━━ Dataset content ━━
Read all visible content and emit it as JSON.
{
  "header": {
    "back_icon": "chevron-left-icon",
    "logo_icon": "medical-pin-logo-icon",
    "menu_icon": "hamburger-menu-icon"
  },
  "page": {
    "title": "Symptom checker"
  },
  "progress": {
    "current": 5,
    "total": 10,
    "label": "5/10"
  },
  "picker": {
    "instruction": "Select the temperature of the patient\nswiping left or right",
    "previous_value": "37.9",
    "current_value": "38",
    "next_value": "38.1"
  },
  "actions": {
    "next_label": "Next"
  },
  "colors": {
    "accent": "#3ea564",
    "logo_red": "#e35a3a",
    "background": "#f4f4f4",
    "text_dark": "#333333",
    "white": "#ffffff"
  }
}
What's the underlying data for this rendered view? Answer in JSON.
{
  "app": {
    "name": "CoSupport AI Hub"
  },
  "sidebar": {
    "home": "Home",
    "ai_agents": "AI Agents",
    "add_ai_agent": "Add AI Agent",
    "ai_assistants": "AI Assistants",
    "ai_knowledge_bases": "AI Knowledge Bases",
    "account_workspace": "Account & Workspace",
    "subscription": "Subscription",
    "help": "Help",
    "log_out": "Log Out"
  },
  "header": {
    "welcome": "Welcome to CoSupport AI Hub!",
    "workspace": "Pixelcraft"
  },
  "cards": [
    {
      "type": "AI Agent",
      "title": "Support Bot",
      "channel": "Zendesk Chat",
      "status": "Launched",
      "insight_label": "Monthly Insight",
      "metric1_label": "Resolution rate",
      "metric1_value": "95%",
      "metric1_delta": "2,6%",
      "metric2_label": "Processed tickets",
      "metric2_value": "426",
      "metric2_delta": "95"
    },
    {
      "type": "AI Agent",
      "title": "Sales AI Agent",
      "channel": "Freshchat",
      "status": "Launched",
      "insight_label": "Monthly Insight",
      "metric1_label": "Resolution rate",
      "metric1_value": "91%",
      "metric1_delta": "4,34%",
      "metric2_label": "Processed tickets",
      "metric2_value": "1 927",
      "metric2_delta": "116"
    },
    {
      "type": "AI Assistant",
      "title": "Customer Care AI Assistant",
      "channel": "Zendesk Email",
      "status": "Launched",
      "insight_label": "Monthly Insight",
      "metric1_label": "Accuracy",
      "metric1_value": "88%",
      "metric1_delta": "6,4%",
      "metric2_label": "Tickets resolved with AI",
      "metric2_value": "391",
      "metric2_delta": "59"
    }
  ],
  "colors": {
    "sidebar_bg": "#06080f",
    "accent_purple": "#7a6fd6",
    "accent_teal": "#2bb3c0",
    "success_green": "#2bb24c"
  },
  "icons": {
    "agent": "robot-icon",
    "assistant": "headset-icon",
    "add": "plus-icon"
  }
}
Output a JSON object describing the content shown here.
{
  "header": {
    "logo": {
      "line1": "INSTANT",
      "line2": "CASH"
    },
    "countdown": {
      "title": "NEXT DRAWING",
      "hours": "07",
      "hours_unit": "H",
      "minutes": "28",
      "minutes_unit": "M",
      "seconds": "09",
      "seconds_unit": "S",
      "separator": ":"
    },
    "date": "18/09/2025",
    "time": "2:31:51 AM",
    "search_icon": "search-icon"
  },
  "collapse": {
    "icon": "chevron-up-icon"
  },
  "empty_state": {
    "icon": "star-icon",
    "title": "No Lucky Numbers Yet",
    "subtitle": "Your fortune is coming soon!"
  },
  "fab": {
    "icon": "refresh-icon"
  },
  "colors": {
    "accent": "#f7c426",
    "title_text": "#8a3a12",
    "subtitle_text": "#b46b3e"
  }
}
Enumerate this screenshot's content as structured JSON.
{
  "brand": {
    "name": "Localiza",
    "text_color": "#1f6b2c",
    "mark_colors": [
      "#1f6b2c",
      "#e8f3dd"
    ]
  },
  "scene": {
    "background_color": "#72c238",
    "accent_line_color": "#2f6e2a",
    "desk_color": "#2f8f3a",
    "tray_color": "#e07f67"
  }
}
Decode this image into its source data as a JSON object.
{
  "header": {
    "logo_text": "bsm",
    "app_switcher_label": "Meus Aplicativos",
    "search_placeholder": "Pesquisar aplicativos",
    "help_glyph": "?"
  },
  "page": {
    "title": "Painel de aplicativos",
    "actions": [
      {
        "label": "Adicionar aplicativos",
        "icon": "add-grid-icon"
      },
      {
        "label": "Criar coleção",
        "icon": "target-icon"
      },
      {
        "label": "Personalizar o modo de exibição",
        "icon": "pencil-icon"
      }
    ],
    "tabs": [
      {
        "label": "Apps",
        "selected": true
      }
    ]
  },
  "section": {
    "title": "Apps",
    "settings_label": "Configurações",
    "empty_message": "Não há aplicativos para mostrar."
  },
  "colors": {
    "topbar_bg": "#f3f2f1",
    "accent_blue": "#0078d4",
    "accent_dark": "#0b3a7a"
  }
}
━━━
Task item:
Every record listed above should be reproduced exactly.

Answer for the task:
Read all visible content and emit it as JSON.
{
  "header": {
    "back_icon": "chevron-left-icon",
    "logo_icon": "medical-pin-logo-icon",
    "menu_icon": "hamburger-menu-icon"
  },
  "page": {
    "title": "Symptom checker"
  },
  "progress": {
    "current": 5,
    "total": 10,
    "label": "5/10"
  },
  "picker": {
    "instruction": "Select the temperature of the patient\nswiping left or right",
    "previous_value": "37.9",
    "current_value": "38",
    "next_value": "38.1"
  },
  "actions": {
    "next_label": "Next"
  },
  "colors": {
    "accent": "#3ea564",
    "logo_red": "#e35a3a",
    "background": "#f4f4f4",
    "text_dark": "#333333",
    "white": "#ffffff"
  }
}
What's the underlying data for this rendered view? Answer in JSON.
{
  "app": {
    "name": "CoSupport AI Hub"
  },
  "sidebar": {
    "home": "Home",
    "ai_agents": "AI Agents",
    "add_ai_agent": "Add AI Agent",
    "ai_assistants": "AI Assistants",
    "ai_knowledge_bases": "AI Knowledge Bases",
    "account_workspace": "Account & Workspace",
    "subscription": "Subscription",
    "help": "Help",
    "log_out": "Log Out"
  },
  "header": {
    "welcome": "Welcome to CoSupport AI Hub!",
    "workspace": "Pixelcraft"
  },
  "cards": [
    {
      "type": "AI Agent",
      "title": "Support Bot",
      "channel": "Zendesk Chat",
      "status": "Launched",
      "insight_label": "Monthly Insight",
      "metric1_label": "Resolution rate",
      "metric1_value": "95%",
      "metric1_delta": "2,6%",
      "metric2_label": "Processed tickets",
      "metric2_value": "426",
      "metric2_delta": "95"
    },
    {
      "type": "AI Agent",
      "title": "Sales AI Agent",
      "channel": "Freshchat",
      "status": "Launched",
      "insight_label": "Monthly Insight",
      "metric1_label": "Resolution rate",
      "metric1_value": "91%",
      "metric1_delta": "4,34%",
      "metric2_label": "Processed tickets",
      "metric2_value": "1 927",
      "metric2_delta": "116"
    },
    {
      "type": "AI Assistant",
      "title": "Customer Care AI Assistant",
      "channel": "Zendesk Email",
      "status": "Launched",
      "insight_label": "Monthly Insight",
      "metric1_label": "Accuracy",
      "metric1_value": "88%",
      "metric1_delta": "6,4%",
      "metric2_label": "Tickets resolved with AI",
      "metric2_value": "391",
      "metric2_delta": "59"
    }
  ],
  "colors": {
    "sidebar_bg": "#06080f",
    "accent_purple": "#7a6fd6",
    "accent_teal": "#2bb3c0",
    "success_green": "#2bb24c"
  },
  "icons": {
    "agent": "robot-icon",
    "assistant": "headset-icon",
    "add": "plus-icon"
  }
}
Output a JSON object describing the content shown here.
{
  "header": {
    "logo": {
      "line1": "INSTANT",
      "line2": "CASH"
    },
    "countdown": {
      "title": "NEXT DRAWING",
      "hours": "07",
      "hours_unit": "H",
      "minutes": "28",
      "minutes_unit": "M",
      "seconds": "09",
      "seconds_unit": "S",
      "separator": ":"
    },
    "date": "18/09/2025",
    "time": "2:31:51 AM",
    "search_icon": "search-icon"
  },
  "collapse": {
    "icon": "chevron-up-icon"
  },
  "empty_state": {
    "icon": "star-icon",
    "title": "No Lucky Numbers Yet",
    "subtitle": "Your fortune is coming soon!"
  },
  "fab": {
    "icon": "refresh-icon"
  },
  "colors": {
    "accent": "#f7c426",
    "title_text": "#8a3a12",
    "subtitle_text": "#b46b3e"
  }
}
Enumerate this screenshot's content as structured JSON.
{
  "brand": {
    "name": "Localiza",
    "text_color": "#1f6b2c",
    "mark_colors": [
      "#1f6b2c",
      "#e8f3dd"
    ]
  },
  "scene": {
    "background_color": "#72c238",
    "accent_line_color": "#2f6e2a",
    "desk_color": "#2f8f3a",
    "tray_color": "#e07f67"
  }
}
Decode this image into its source data as a JSON object.
{
  "header": {
    "logo_text": "bsm",
    "app_switcher_label": "Meus Aplicativos",
    "search_placeholder": "Pesquisar aplicativos",
    "help_glyph": "?"
  },
  "page": {
    "title": "Painel de aplicativos",
    "actions": [
      {
        "label": "Adicionar aplicativos",
        "icon": "add-grid-icon"
      },
      {
        "label": "Criar coleção",
        "icon": "target-icon"
      },
      {
        "label": "Personalizar o modo de exibição",
        "icon": "pencil-icon"
      }
    ],
    "tabs": [
      {
        "label": "Apps",
        "selected": true
      }
    ]
  },
  "section": {
    "title": "Apps",
    "settings_label": "Configurações",
    "empty_message": "Não há aplicativos para mostrar."
  },
  "colors": {
    "topbar_bg": "#f3f2f1",
    "accent_blue": "#0078d4",
    "accent_dark": "#0b3a7a"
  }
}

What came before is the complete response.